[Work task] Sort through the entries below and pull out lines containing the word "Control".
● ● ● ● ● ● ●
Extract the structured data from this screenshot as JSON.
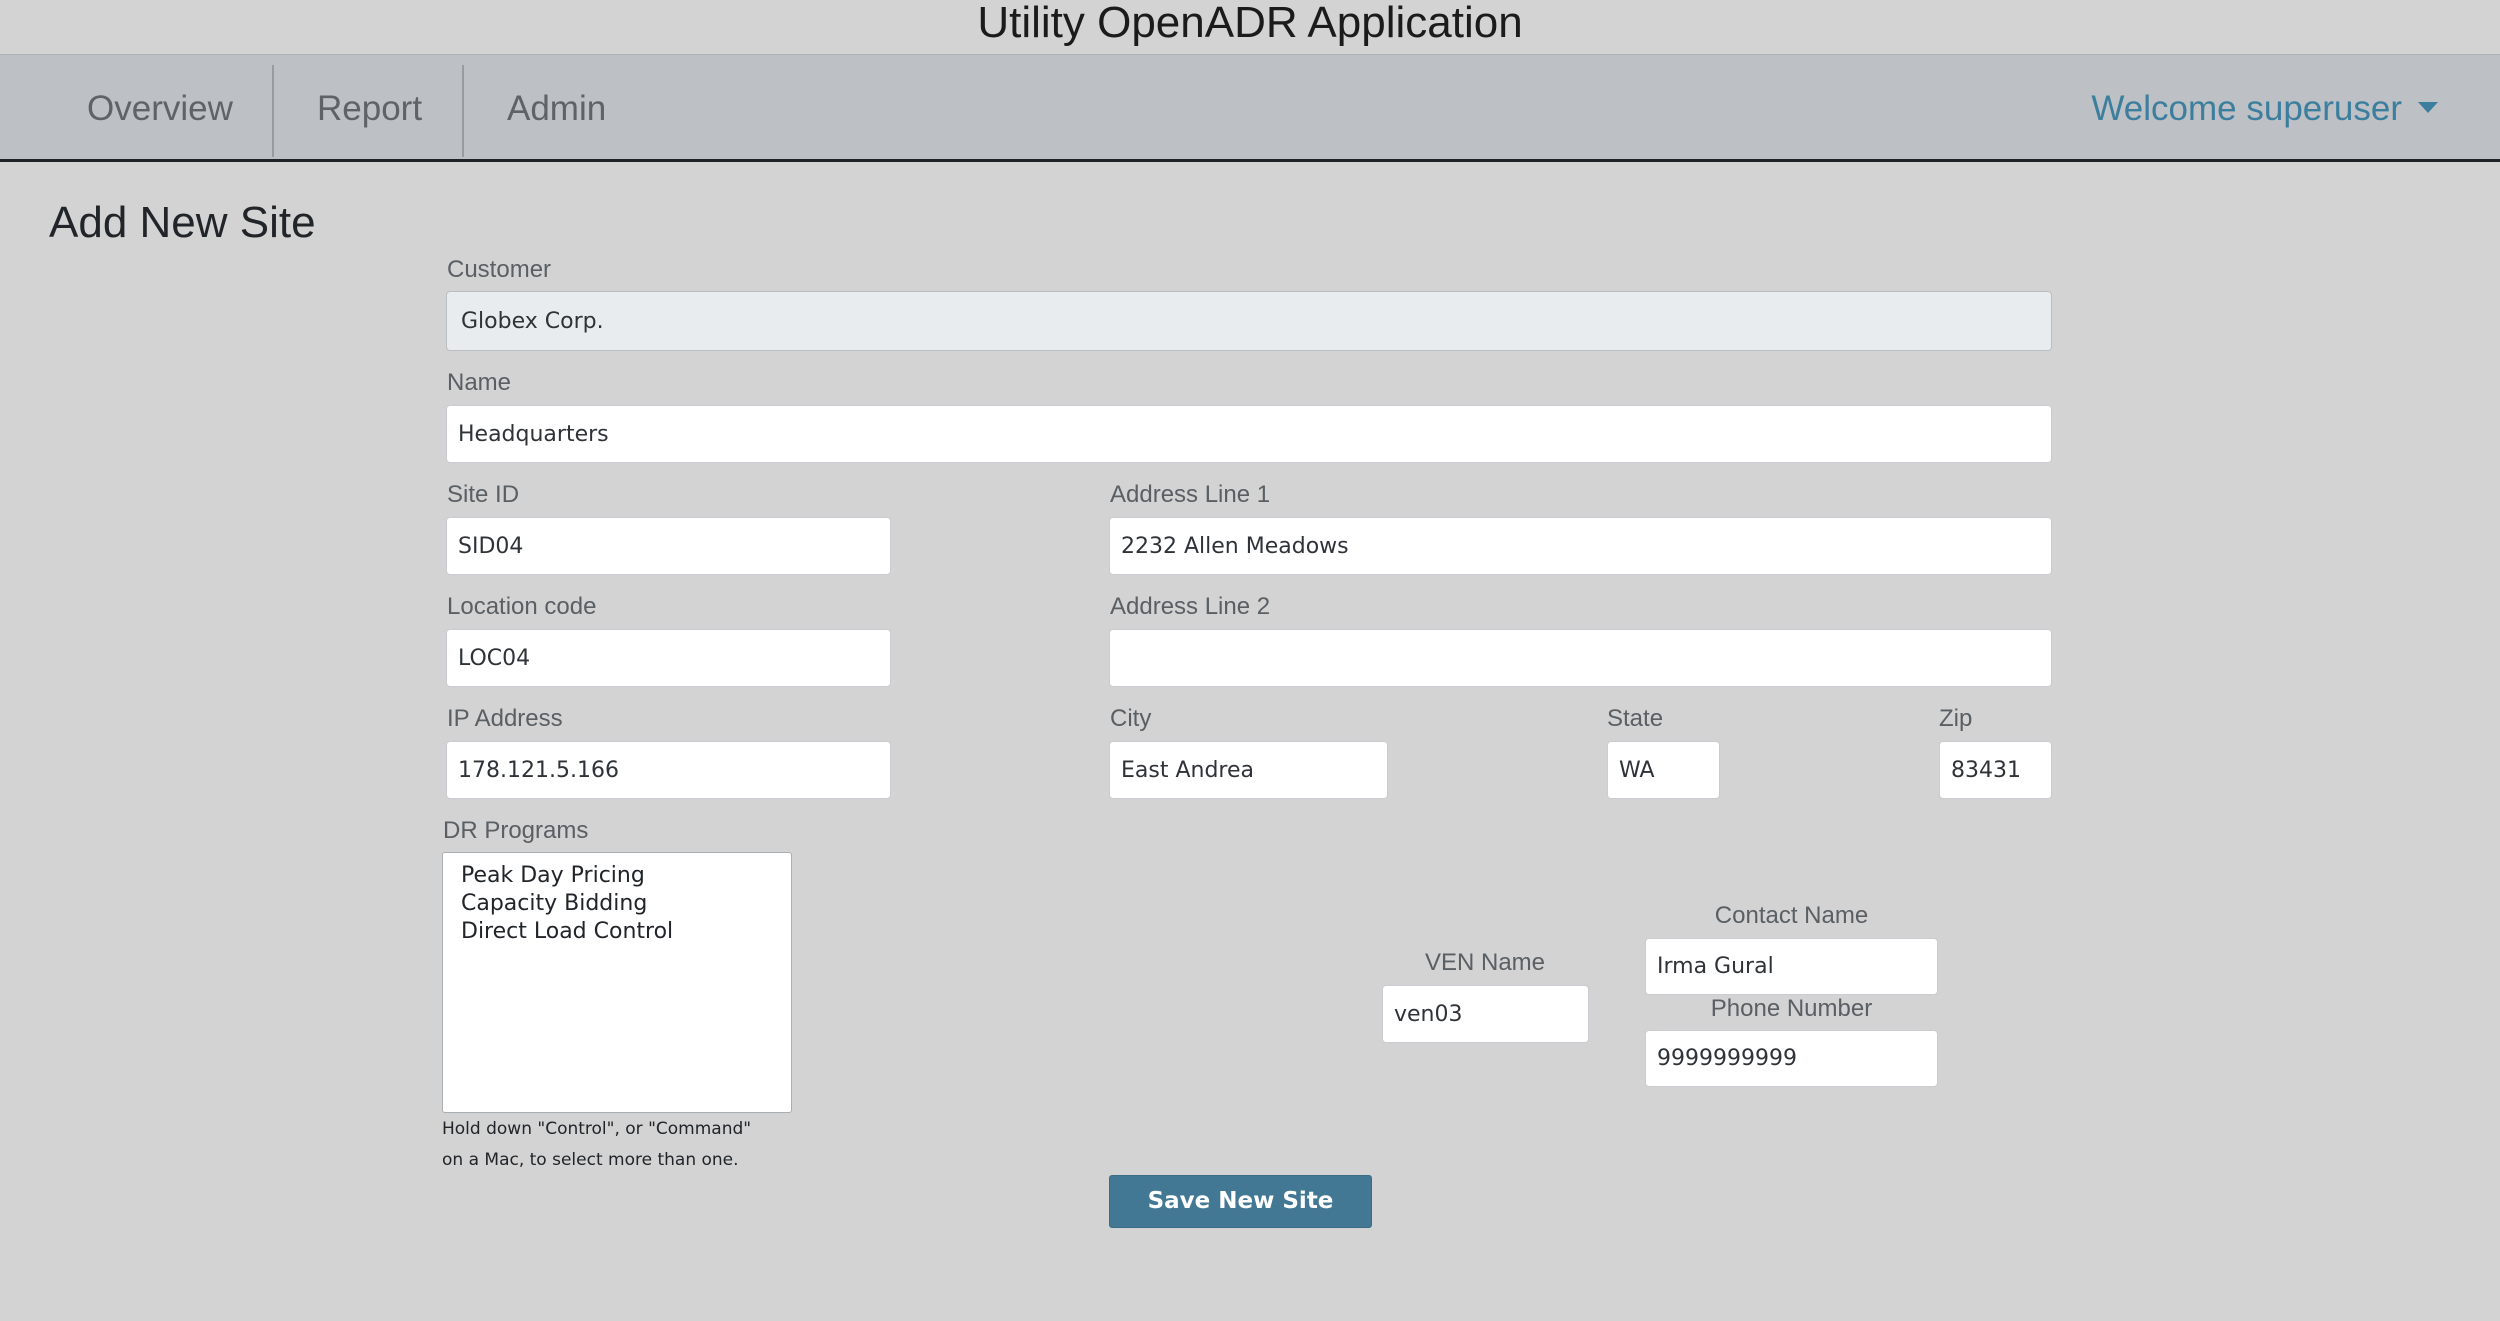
{
  "app": {
    "title": "Utility OpenADR Application"
  },
  "nav": {
    "items": [
      {
        "label": "Overview"
      },
      {
        "label": "Report"
      },
      {
        "label": "Admin"
      }
    ],
    "welcome": "Welcome superuser"
  },
  "page": {
    "title": "Add New Site"
  },
  "form": {
    "customer": {
      "label": "Customer",
      "value": "Globex Corp."
    },
    "name": {
      "label": "Name",
      "value": "Headquarters"
    },
    "site_id": {
      "label": "Site ID",
      "value": "SID04"
    },
    "address_line_1": {
      "label": "Address Line 1",
      "value": "2232 Allen Meadows"
    },
    "location_code": {
      "label": "Location code",
      "value": "LOC04"
    },
    "address_line_2": {
      "label": "Address Line 2",
      "value": ""
    },
    "ip_address": {
      "label": "IP Address",
      "value": "178.121.5.166"
    },
    "city": {
      "label": "City",
      "value": "East Andrea"
    },
    "state": {
      "label": "State",
      "value": "WA"
    },
    "zip": {
      "label": "Zip",
      "value": "83431"
    },
    "dr_programs": {
      "label": "DR Programs",
      "options": [
        "Peak Day Pricing",
        "Capacity Bidding",
        "Direct Load Control"
      ],
      "help_line_1": "Hold down \"Control\", or \"Command\"",
      "help_line_2": "on a Mac, to select more than one."
    },
    "ven_name": {
      "label": "VEN Name",
      "value": "ven03"
    },
    "contact_name": {
      "label": "Contact Name",
      "value": "Irma Gural"
    },
    "phone_number": {
      "label": "Phone Number",
      "value": "9999999999"
    },
    "save_label": "Save New Site"
  },
  "colors": {
    "background": "#d3d3d3",
    "navbar": "#bdc0c4",
    "accent": "#3c7e9e",
    "button": "#437895"
  }
}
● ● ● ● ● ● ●
[Solution]
        "Direct Load Control"
      "help_line_1": "Hold down \"Control\", or \"Command\"",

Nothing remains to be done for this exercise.